Exercise prompt: In the records below, find each line containing the word "time" and copy it.

Material supplied:
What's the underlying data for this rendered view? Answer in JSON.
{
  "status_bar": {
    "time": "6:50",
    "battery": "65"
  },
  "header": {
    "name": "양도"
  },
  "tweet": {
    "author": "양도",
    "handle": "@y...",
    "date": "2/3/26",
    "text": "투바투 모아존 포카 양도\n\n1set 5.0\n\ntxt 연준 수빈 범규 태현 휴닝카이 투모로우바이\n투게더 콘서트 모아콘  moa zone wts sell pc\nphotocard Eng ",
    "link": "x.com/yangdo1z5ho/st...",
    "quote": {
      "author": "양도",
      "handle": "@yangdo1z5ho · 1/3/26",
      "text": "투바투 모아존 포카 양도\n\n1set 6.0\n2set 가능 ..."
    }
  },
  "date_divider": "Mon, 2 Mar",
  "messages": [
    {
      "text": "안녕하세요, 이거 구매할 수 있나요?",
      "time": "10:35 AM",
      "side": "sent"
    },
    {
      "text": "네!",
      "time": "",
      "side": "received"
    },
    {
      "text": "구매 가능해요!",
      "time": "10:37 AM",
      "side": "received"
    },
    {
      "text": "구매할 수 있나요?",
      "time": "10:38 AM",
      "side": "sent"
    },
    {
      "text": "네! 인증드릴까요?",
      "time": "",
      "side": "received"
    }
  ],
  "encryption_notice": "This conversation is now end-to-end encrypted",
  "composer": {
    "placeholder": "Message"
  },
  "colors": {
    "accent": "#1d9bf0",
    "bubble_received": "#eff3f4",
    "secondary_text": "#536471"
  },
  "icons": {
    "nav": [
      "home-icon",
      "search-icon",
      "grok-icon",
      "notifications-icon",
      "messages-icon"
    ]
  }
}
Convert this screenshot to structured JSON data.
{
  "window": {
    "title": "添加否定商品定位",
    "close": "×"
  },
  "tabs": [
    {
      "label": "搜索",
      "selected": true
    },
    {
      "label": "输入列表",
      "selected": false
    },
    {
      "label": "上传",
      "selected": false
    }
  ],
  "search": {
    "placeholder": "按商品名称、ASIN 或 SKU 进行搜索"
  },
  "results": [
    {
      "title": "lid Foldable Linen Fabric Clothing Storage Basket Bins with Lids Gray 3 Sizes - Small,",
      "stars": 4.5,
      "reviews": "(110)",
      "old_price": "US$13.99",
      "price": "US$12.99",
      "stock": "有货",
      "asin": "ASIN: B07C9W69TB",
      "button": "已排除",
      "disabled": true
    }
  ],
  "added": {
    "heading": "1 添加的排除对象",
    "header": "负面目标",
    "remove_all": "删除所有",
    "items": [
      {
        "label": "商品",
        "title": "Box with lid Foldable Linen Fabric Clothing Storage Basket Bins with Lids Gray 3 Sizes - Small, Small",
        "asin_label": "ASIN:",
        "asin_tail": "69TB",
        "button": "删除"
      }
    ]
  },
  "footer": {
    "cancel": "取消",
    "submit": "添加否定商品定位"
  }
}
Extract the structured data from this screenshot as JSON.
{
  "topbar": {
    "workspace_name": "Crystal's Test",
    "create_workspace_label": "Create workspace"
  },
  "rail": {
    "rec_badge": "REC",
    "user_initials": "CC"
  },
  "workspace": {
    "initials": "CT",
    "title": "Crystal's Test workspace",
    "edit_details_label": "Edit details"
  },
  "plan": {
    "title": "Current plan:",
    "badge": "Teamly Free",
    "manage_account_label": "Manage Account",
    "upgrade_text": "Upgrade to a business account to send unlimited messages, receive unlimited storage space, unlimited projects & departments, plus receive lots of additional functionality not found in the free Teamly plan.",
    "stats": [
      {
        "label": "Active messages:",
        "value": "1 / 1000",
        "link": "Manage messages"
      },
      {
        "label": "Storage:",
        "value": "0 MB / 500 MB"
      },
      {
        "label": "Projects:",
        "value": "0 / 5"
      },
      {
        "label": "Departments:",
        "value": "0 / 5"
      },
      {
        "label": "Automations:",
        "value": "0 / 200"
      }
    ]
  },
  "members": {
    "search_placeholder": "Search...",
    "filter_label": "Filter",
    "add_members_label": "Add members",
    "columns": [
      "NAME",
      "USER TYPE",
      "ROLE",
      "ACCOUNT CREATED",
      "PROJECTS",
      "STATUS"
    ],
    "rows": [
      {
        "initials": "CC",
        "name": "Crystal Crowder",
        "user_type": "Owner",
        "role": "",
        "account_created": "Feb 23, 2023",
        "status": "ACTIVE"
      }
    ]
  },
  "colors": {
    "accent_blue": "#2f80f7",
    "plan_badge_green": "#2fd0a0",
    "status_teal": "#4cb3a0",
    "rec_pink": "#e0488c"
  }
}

Solved problem:
    "time": "6:50",
      "time": "10:35 AM",
      "time": "",
      "time": "10:37 AM",
      "time": "10:38 AM",
      "time": "",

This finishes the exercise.